Paul Ricard, forest health program coordinator for the Rhode Island Department of Environmental Management, noted the benefits of mature trees outweigh those of solar arrays.
“I tell anyone who will listen to me that the biggest threat to our forest resources is the conversion of forestland to a non-forest use,” the biologist said. “You never get those values back — ever, ever.”
A future without oaks
In Rhode Island, about 45,000 acres of hardwood forest, most of it oak trees, died as a result of the gypsy moth infestation.
The question that will be answered in the years to come is what a landscape without oaks will look like. The trees will eventually regenerate, but it’s a slow process, often hampered by deer, which eat oak seedlings, and by the state’s poor, thin soil.
“They’re not necessarily wiped off the map, but given the soil conditions in much of Rhode Island, rocky, nutrient-poor soil, the comeback is going to be slow, for sure,” Ricard said.
Nevertheless, Ricard believes the oak deaths will prove to be beneficial to the forest ecosystem, resulting in more diverse, ecologically productive forests.
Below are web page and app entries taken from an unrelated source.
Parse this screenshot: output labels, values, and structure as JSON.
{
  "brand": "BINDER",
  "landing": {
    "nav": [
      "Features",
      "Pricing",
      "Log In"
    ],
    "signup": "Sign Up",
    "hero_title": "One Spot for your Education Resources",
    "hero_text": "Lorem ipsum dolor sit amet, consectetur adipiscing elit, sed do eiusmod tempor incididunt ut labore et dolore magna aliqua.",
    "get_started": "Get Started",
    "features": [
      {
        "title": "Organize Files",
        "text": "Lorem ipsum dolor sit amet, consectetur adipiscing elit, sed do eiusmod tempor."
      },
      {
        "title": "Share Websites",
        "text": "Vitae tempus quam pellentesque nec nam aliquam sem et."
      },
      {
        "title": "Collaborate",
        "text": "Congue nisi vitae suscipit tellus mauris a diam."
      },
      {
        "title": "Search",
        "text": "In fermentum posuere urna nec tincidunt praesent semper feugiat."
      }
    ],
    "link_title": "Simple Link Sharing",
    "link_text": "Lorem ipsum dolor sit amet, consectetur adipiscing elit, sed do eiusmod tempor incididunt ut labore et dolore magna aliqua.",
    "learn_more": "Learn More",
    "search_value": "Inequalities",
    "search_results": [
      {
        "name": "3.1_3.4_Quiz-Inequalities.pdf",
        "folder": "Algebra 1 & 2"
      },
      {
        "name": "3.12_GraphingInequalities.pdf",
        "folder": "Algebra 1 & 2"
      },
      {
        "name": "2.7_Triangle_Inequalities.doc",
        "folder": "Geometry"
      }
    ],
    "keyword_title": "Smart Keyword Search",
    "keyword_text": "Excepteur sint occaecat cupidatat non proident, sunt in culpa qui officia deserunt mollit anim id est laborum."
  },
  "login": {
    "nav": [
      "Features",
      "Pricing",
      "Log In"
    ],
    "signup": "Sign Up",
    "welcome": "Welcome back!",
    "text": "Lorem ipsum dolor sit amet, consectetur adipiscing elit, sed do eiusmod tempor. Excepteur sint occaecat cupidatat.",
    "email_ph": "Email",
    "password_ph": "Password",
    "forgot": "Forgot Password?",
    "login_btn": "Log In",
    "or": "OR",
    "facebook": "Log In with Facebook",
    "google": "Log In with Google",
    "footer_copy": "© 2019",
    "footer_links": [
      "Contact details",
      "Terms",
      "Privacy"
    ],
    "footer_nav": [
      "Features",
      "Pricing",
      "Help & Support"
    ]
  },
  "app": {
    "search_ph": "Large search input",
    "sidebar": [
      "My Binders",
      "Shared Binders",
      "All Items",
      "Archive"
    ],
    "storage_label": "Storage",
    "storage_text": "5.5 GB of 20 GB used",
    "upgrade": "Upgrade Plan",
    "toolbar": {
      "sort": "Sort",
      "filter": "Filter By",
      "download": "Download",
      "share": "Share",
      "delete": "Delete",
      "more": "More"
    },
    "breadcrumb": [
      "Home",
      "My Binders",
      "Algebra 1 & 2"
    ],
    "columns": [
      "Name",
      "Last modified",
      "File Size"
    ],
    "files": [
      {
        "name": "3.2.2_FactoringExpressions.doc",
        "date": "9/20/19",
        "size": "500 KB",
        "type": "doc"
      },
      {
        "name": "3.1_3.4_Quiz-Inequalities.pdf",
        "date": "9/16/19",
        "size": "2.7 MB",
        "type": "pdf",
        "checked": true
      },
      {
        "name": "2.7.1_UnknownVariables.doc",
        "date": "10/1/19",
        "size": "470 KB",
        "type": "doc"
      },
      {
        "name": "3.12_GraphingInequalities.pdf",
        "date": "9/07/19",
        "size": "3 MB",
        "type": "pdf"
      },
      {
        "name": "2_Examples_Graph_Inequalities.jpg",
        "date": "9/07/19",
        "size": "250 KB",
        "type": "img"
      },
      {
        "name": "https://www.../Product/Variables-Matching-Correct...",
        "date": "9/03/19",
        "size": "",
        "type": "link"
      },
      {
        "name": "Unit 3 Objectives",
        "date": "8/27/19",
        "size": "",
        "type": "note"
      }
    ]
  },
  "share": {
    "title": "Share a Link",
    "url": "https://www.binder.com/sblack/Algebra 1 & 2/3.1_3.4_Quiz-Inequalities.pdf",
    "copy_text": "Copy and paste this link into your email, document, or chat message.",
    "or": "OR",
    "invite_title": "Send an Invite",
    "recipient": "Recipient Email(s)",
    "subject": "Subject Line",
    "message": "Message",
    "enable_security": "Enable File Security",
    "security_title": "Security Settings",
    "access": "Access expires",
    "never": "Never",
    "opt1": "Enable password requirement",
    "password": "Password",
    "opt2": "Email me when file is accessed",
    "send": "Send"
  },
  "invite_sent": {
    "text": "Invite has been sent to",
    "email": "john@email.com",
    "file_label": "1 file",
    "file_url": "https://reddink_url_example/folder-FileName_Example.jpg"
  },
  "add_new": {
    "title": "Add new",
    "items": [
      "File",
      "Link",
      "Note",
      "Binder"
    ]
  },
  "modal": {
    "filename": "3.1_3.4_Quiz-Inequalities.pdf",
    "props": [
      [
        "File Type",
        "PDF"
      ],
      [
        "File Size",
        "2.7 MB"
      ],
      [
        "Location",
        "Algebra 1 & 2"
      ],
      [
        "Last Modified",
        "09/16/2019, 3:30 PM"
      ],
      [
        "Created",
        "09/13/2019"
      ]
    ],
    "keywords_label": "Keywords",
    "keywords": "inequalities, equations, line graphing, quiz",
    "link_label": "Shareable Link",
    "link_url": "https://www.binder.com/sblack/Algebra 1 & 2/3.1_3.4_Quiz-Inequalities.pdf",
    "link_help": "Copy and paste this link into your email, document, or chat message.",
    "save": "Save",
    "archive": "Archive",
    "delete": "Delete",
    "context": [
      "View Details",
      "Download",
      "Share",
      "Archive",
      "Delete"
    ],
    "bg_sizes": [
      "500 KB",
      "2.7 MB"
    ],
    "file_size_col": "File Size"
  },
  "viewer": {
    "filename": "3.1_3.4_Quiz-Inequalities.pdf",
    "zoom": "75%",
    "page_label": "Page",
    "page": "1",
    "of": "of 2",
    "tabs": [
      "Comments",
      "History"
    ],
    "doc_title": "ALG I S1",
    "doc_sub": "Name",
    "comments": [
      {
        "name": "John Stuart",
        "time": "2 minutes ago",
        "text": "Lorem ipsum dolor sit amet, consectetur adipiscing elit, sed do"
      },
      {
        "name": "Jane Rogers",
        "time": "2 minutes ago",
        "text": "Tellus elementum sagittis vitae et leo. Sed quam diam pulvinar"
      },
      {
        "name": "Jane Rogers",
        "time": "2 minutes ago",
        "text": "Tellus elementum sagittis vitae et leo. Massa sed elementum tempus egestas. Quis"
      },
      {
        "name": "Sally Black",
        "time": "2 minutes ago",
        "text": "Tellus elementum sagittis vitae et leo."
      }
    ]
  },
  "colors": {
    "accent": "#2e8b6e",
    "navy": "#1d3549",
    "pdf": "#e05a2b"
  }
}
“From an ecologist’s position, the mortality the gypsy moth caused is much like what a hurricane or a fire event or some other natural abiotic [physical] factor would have caused, and the upside of the mortality, one of the upsides, is that we now have more of an uneven-aged forest,” he said. “The forest that we have now is roughly 110 years old and it’s mostly even-aged. … You really want to have an uneven aged forest to maintain a rhythm. You don’t want all the trees getting sick and dying at the same time. You want it to occur on a rolling basis. So the gypsy moth did us that favor.”
The loss of the oak canopy will adversely impact some species, but other species will benefit.
“It’s going to be a benefit to wildlife, particularly early successional stage songbirds,” Ricard said. “Early succession forest is severely lacking in the state and the birds that use it, their numbers are declining, so there’s going to be a benefit to them.”
Another benefit, Ricard said, will be improved carbon sequestration.
“Young, growing trees sequester carbon at a higher rate than older trees,” he said. “Older trees have it stored a lot more, but the rate of sequestration is higher among younger trees.”
Mooney said he expects Rhode Island’s forests to look very different for many years to come.
“The southern New England forest, in general, is large enough to handle disruptions like this, but there’ll be a habitat change in the interim,” he said. “Is the interim five years or decades long? I don’t know. Areas that have been defoliated and are now exposed to sunlight … that habitat will be in a different state, probably for decades.”